The Shadow aired "The House of Horror" on November 17, 1940 as its 104th episode of 665 (some put the figure at 690). The series ran from September of 1937 through December of 1954, and as of this date approximately 280 have survived, the others lost or otherwise destroyed. This episode features Bill Johnstone (1908-1996) as the Shadow. After Orson Welles's departure following the 1938 season, Johnstone would man the helm as the voice of the Shadow from late 1938 through 1943. He proved to be a popular and well-received Lamont Cranston/Shadow, adding even more gravitas to the Shadow character than did Welles. Johnstone would go on to play many roles on popular radio broadcasts (Suspense, Nightbeat, The Whistler, et al) as star or supporting cast, and also transitioned to television in the 1950s, best known (or unknown) perhaps as Judge Lowell, where for 20 years he was part of the original cast of As the World Turns. Johnstone died November 11, 1996.

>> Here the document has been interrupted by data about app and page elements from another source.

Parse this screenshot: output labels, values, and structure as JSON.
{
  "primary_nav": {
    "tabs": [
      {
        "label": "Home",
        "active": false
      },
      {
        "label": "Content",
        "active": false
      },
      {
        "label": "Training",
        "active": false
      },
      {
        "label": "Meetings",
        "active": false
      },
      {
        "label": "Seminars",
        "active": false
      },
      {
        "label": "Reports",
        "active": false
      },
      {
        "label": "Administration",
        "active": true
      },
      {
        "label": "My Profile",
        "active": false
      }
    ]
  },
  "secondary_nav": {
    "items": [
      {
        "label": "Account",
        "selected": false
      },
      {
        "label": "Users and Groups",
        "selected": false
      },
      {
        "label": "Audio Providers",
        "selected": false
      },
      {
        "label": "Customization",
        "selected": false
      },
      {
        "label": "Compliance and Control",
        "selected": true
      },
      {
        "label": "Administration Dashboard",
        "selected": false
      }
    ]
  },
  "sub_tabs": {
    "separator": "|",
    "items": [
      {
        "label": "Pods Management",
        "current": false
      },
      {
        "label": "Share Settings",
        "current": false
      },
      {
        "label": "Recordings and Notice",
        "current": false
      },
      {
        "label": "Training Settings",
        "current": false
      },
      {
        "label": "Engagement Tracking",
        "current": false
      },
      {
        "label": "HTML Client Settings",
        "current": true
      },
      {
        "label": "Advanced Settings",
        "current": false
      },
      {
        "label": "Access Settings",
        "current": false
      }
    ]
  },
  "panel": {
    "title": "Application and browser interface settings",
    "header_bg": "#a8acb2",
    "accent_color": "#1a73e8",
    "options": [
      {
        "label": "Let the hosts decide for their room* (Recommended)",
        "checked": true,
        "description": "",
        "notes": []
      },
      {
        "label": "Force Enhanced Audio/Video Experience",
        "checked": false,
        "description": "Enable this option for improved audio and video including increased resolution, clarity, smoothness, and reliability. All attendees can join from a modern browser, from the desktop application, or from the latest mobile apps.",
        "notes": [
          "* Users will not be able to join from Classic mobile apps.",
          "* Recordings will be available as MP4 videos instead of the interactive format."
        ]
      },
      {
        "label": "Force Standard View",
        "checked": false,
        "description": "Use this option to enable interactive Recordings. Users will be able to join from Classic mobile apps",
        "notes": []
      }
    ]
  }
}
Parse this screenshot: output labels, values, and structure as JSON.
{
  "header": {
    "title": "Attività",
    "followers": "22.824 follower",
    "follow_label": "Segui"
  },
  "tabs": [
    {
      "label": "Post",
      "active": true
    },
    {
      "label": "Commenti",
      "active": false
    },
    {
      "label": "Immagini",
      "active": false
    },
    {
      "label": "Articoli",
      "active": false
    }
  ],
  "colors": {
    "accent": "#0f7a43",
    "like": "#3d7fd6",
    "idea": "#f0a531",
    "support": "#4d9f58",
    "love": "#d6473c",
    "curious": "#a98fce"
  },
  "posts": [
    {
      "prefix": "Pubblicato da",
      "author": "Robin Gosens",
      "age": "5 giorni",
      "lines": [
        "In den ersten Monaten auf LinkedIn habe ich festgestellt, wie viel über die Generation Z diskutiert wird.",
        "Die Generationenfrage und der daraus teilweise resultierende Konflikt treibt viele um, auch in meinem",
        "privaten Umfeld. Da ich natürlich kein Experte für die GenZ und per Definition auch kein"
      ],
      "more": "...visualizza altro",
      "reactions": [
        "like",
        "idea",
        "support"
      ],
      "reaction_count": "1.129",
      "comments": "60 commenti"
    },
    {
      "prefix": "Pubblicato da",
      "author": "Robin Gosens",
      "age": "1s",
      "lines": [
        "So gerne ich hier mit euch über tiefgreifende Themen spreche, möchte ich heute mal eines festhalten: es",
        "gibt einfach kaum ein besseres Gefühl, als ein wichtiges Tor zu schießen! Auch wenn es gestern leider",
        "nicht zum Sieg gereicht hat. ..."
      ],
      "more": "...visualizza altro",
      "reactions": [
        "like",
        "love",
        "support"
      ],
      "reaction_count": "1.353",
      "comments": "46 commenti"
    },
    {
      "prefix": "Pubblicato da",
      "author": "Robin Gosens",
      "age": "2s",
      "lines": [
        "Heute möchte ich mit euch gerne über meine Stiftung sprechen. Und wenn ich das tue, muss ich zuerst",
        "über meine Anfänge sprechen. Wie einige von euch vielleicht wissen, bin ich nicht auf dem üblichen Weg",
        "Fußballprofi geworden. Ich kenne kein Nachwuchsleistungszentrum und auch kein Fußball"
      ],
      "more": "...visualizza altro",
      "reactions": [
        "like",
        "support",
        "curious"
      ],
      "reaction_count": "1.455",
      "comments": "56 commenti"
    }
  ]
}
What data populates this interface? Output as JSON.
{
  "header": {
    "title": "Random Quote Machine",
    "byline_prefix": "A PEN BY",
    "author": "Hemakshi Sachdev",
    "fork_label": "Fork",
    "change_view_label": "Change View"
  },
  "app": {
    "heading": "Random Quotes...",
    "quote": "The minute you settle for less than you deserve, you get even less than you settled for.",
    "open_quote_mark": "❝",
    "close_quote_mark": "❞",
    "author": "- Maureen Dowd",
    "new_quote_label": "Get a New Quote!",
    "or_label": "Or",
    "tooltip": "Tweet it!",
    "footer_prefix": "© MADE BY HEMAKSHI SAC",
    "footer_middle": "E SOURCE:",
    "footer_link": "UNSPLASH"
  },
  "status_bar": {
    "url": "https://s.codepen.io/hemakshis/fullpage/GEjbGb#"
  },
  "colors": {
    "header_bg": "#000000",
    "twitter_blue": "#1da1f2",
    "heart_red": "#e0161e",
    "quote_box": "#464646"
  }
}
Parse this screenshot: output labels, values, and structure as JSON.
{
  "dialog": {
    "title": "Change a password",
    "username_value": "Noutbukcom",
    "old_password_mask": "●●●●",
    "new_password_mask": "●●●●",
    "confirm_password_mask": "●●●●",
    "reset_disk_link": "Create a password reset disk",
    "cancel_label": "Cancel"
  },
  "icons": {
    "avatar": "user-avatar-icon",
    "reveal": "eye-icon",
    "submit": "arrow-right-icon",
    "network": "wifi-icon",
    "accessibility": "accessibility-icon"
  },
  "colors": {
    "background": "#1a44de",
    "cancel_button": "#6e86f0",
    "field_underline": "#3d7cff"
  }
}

"The House of Horrors" is funny-scary and makes no sense whatsoever. An evil genius scientist has a couple of paid goons steal a gorilla from the city zoo. Back at his hidden laboratory the scientist has kidnapped a young woman, into whose brain he intends to transfer electronically a part of the mind of the gorilla, granting her enormous strength. The whacko idea being, of course (but only if this first experimental transfer works), the creation of an army of women with the strength of gorillas to do the scientist's bidding. He will command them to rob and steal, making him rich. And who knows but that he might even take over the world with such a powerful army under his control! Like I said, funny and scary--and a lot of laughs. Of course, Margot Lane gets involved at the Shadow's bidding and ends up in the scientist's lab as part of trial experiment #1 (it seems the scientist needs part of the brains of two women for his brain transfer to work!), and must be rescued by the Shadow. There is much growling, rending, tearing, and screaming as you might well imagine, and it all makes for a great 25 minutes of fun (especially if you're eight years old).

"The weed of crime bears bitter fruit." --The Shadow

(The Shadow cover above left: November 1, 1940. Photo above right: Bill Johnstone circa 1944. Below: Bill Johnstone reads a Shadow script. Attached to the round bulb of the microphone is a simple disc-shaped filter which gave the Shadow his distinctive voice.)

Play Time: 24:29

{When Shadow fans had read both bi-weekly (the 1st and 15th) issues ofThe Shadow magazine in November of 1940, and had taken the time to listen to the weeklyThe Shadow radio broadcasts, the diehards among them found further escape by spinning the local drugstore magazine racks for something different, a few examples of which are pictured below. Left: Amazing Stories, November 1940. Center: Astounding SF, November 1940. Right: Planet Stories: Fall 1940.}